Bird trainer Paul Mander works with a wild Australian magpie for Netflix’s “Penguin Bloom.”

(Cameron Bloom / Netflix)

4. Control your surroundings

“We were very lucky that we were filming mostly inside the Bloom house,” said Mander. “Usually the hardest thing with birds is that we have to let them go so they can fly outside. So the most difficult thing in that situation is having outside interference from wild birds, and it was something we had to counteract when we were filming.”

In Australia, wild magpies are very territorial. “So when we would fly our trained magpies outside, the wild magpies would swoop in and try to chase them out of their territory,” said Mander. “Some days I had to do some training with the wild magpies before filming with the trained birds.”

In one scene in the film, a swarm of wild birds attacks Penguin and visibly injures her. “That scene was all computer-animated,” said Mander. “It was something that they asked us about when they approached us, but we can’t control those kinds of situations so we would never put a trained bird in a situation where it could possibly be seriously injured. So all of that scene was computer-generated.”

5. Have a sense of humor

One of the first scenes Ivin shot required Watts to sit in a wheelchair as the bird perched on her head. “Just as I was about to call ‘Action,’ I noticed the bird sort of squat and pop up its feathers and I thought, ‘Oh, no, the bird’s going to do a poo,’” he said. “And the bird did a big poop that squirted and went down Naomi’s head and dripped off the tip of her nose. And this was kind of early on in [production] when we were all sort of getting to know each other. But she just started laughing and I thought ‘OK, this is cool. We’re all in the right frame of mind to make this film.’

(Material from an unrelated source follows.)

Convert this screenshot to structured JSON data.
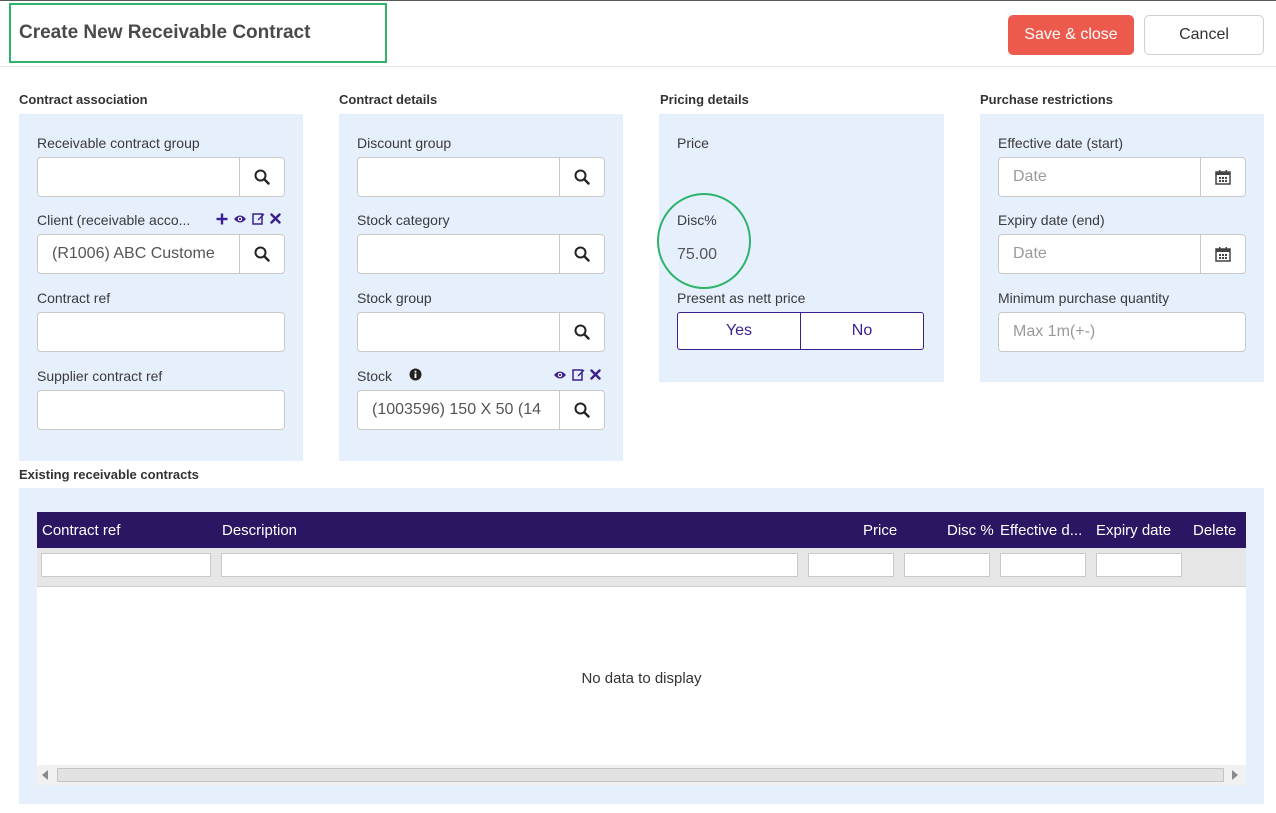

“And luckily that was one of the only times that Penguin did a poop on anyone in any scene.”